The Class of 2012 senior gift is one that promises to keep on giving to the College's financial aid program. Current seniors and members of the development office have begun the process of creating a class gift that will have an immediate impact on the Class of 2016.

The gift will take the form of a new scholarship for financial aid. It is yet to be determined if a single student will benefit or if the funds will be divided among multiple students in the next academic year.

The objective of the project is to bolster the participation rate of the graduating class, which is asked to donate to the College upon graduation. The goal is to reach a 60 percent participation rate among members of the Class of 2012. Additionally, the project has received a challenge grant from two unnamed alumni donors. They have agreed to give, between the two of them, $50,000 over the course of five years should the 60 percent participation rate be met every year.

This means that if 60 percent or more of the senior class gives to the College upon graduation, $10,000 will be donated in the name of the Class of 2012 by the two aforementioned alumni to be used for financial aid. If the same condition is met for the following four years, $10,000 will be given each year.

"Statistics show that young alumni are most willing and passionate about giving to financial aid," said Christian Larochelle '12, one of the four directors of the Senior Class Leadership Project (SCLP). "We thought that where the numbers show that and where an increasing number of Bowdoin students receive some sort of financial aid or grant package from the College, this would be a cause that a large percentage of our class could relate to and be willing to give to."

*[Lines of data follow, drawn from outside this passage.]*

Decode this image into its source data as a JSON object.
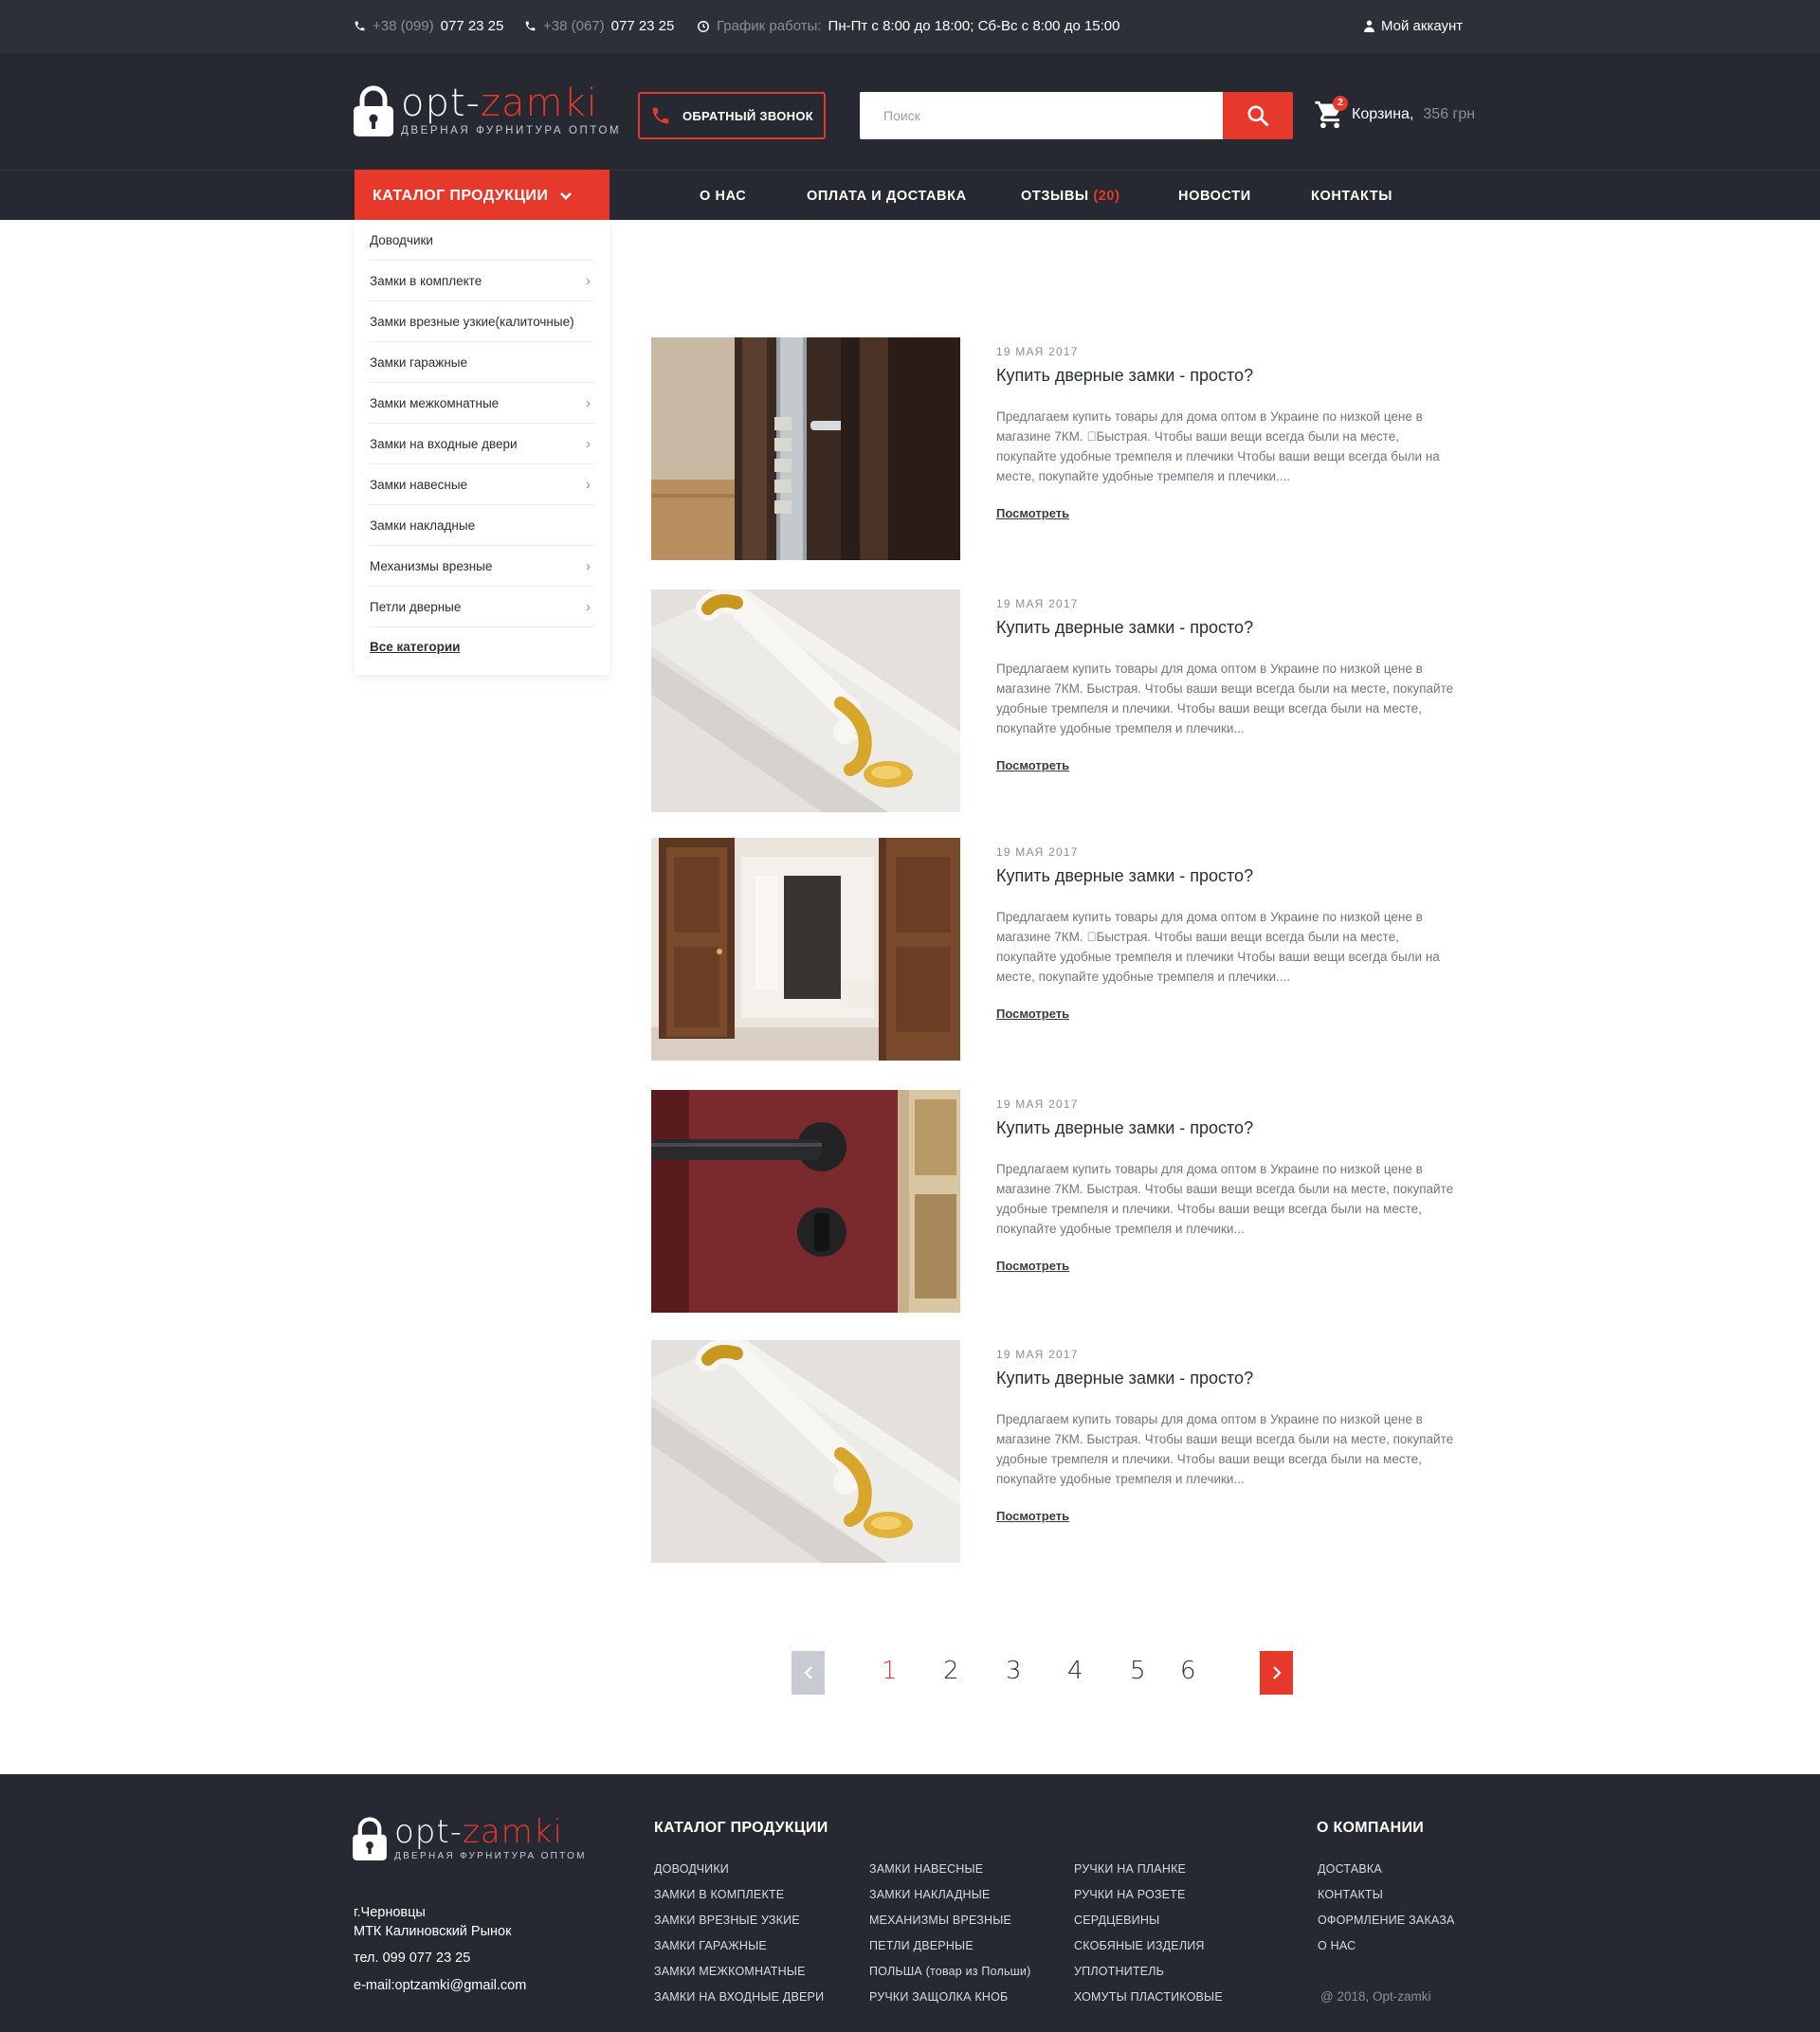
{
  "topbar": {
    "phone1_prefix": "+38 (099)",
    "phone1_number": "077 23 25",
    "phone2_prefix": "+38 (067)",
    "phone2_number": "077 23 25",
    "schedule_label": "График работы:",
    "schedule_value": "Пн-Пт с 8:00 до 18:00; Сб-Вс с  8:00 до 15:00",
    "account": "Мой аккаунт"
  },
  "header": {
    "brand_a": "opt-",
    "brand_b": "zamki",
    "brand_sub": "ДВЕРНАЯ ФУРНИТУРА ОПТОМ",
    "callback": "ОБРАТНЫЙ ЗВОНОК",
    "search_placeholder": "Поиск",
    "cart_count": "2",
    "cart_label": "Корзина,",
    "cart_price": "356 грн"
  },
  "nav": {
    "catalog": "КАТАЛОГ ПРОДУКЦИИ",
    "about": "О НАС",
    "payment": "ОПЛАТА И ДОСТАВКА",
    "reviews": "ОТЗЫВЫ",
    "reviews_count": "(20)",
    "news": "НОВОСТИ",
    "contacts": "КОНТАКТЫ"
  },
  "sidebar": {
    "items": [
      {
        "label": "Доводчики",
        "arrow": ""
      },
      {
        "label": "Замки в комплекте",
        "arrow": "›"
      },
      {
        "label": "Замки врезные узкие(калиточные)",
        "arrow": ""
      },
      {
        "label": "Замки гаражные",
        "arrow": ""
      },
      {
        "label": "Замки межкомнатные",
        "arrow": "›"
      },
      {
        "label": "Замки на входные двери",
        "arrow": "›"
      },
      {
        "label": "Замки навесные",
        "arrow": "›"
      },
      {
        "label": "Замки накладные",
        "arrow": ""
      },
      {
        "label": "Механизмы врезные",
        "arrow": "›"
      },
      {
        "label": "Петли дверные",
        "arrow": "›"
      }
    ],
    "all": "Все категории"
  },
  "news": [
    {
      "date": "19 МАЯ 2017",
      "title": "Купить дверные замки -  просто?",
      "text": "Предлагаем купить товары для дома оптом в Украине по низкой цене в магазине 7КМ. \u0000Быстрая. Чтобы ваши вещи всегда были на месте, покупайте удобные тремпеля и плечики Чтобы ваши вещи всегда были на месте, покупайте удобные тремпеля и плечики....",
      "more": "Посмотреть",
      "image": "door-lock-image"
    },
    {
      "date": "19 МАЯ 2017",
      "title": "Купить дверные замки -  просто?",
      "text": "Предлагаем купить товары для дома оптом в Украине по низкой цене в магазине 7КМ. Быстрая. Чтобы ваши вещи всегда были на месте, покупайте удобные тремпеля и плечики. Чтобы ваши вещи всегда были на месте, покупайте удобные тремпеля и плечики...",
      "more": "Посмотреть",
      "image": "gold-handle-image"
    },
    {
      "date": "19 МАЯ 2017",
      "title": "Купить дверные замки -  просто?",
      "text": "Предлагаем купить товары для дома оптом в Украине по низкой цене в магазине 7КМ. \u0000Быстрая. Чтобы ваши вещи всегда были на месте, покупайте удобные тремпеля и плечики Чтобы ваши вещи всегда были на месте, покупайте удобные тремпеля и плечики....",
      "more": "Посмотреть",
      "image": "interior-doors-image"
    },
    {
      "date": "19 МАЯ 2017",
      "title": "Купить дверные замки -  просто?",
      "text": "Предлагаем купить товары для дома оптом в Украине по низкой цене в магазине 7КМ. Быстрая. Чтобы ваши вещи всегда были на месте, покупайте удобные тремпеля и плечики. Чтобы ваши вещи всегда были на месте, покупайте удобные тремпеля и плечики...",
      "more": "Посмотреть",
      "image": "black-handle-image"
    },
    {
      "date": "19 МАЯ 2017",
      "title": "Купить дверные замки -  просто?",
      "text": "Предлагаем купить товары для дома оптом в Украине по низкой цене в магазине 7КМ. Быстрая. Чтобы ваши вещи всегда были на месте, покупайте удобные тремпеля и плечики. Чтобы ваши вещи всегда были на месте, покупайте удобные тремпеля и плечики...",
      "more": "Посмотреть",
      "image": "gold-handle-image"
    }
  ],
  "pagination": {
    "pages": [
      "1",
      "2",
      "3",
      "4",
      "5",
      "6"
    ],
    "current": "1"
  },
  "footer": {
    "city": "г.Черновцы",
    "market": "МТК Калиновский Рынок",
    "phone": "тел. 099 077 23 25",
    "email": "e-mail:optzamki@gmail.com",
    "catalog_title": "КАТАЛОГ ПРОДУКЦИИ",
    "col1": [
      "ДОВОДЧИКИ",
      "ЗАМКИ В КОМПЛЕКТЕ",
      "ЗАМКИ ВРЕЗНЫЕ УЗКИЕ",
      "ЗАМКИ ГАРАЖНЫЕ",
      "ЗАМКИ МЕЖКОМНАТНЫЕ",
      "ЗАМКИ НА ВХОДНЫЕ ДВЕРИ"
    ],
    "col2": [
      "ЗАМКИ НАВЕСНЫЕ",
      "ЗАМКИ НАКЛАДНЫЕ",
      "МЕХАНИЗМЫ ВРЕЗНЫЕ",
      "ПЕТЛИ ДВЕРНЫЕ",
      "ПОЛЬША (товар из Польши)",
      "РУЧКИ ЗАЩОЛКА КНОБ"
    ],
    "col3": [
      "РУЧКИ НА ПЛАНКЕ",
      "РУЧКИ НА РОЗЕТЕ",
      "СЕРДЦЕВИНЫ",
      "СКОБЯНЫЕ ИЗДЕЛИЯ",
      "УПЛОТНИТЕЛЬ",
      "ХОМУТЫ ПЛАСТИКОВЫЕ"
    ],
    "company_title": "О КОМПАНИИ",
    "col4": [
      "ДОСТАВКА",
      "КОНТАКТЫ",
      "ОФОРМЛЕНИЕ ЗАКАЗА",
      "О НАС"
    ],
    "copyright": "@ 2018, Opt-zamki"
  },
  "colors": {
    "accent": "#e6392b",
    "dark": "#262932",
    "topbar": "#2d3039"
  }
}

The Senior Class Leadership Project is a new incarnation of YALP, or the Young Alumni Leadership Project. Dan Robinson, assistant director of annual giving and young alumni, said that SCLP's focus is to recruit and train "class agents," or those who will be responsible for soliciting money from their classmates, while they are still on campus.

"We wanted to focus the senior class leadership project on recruiting a large and diverse number of class agents to be volunteers who drive the success of this project," said Robinson. "Not only do we want class agents to solicit their classmates for support of the College, but also help us around the education piece about why the College needs them to participate in the Alumni Fund."

Currently, 33 class agents for the Class of 2012 are each responsible for soliciting around 15 of their fellow classmates to donate.

The objective of the project is not how much money can be raised, but rather focuses on galvanizing the senior class to donate. Last year's graduating class had a participation rate of 37 percent.

"One of the main thrusts of this whole effort is to educate Bowdoin seniors about why participation matters," said Robinson.

The College stresses participation for two main reasons. First, young alumni who give money in years shortly after graduation tend to have a steady, long-term role in donating. Second, alumni participation is used as a metric in college rankings evaluate how engaged and dedicated the alumni are to their alma maters. High participation rates also give big investors confidence and incentive to support the institution.

The biggest hurdle of this project, according to Robinson, will be educating the senior class on why their contribution of any amount is meaningful to the College.

"We're not looking to turn the Class of 2012 into a cash cow, but we just want the Class of 2012 to be supporting the College at a rate that reflects how much they appreciated their time here," said Robinson.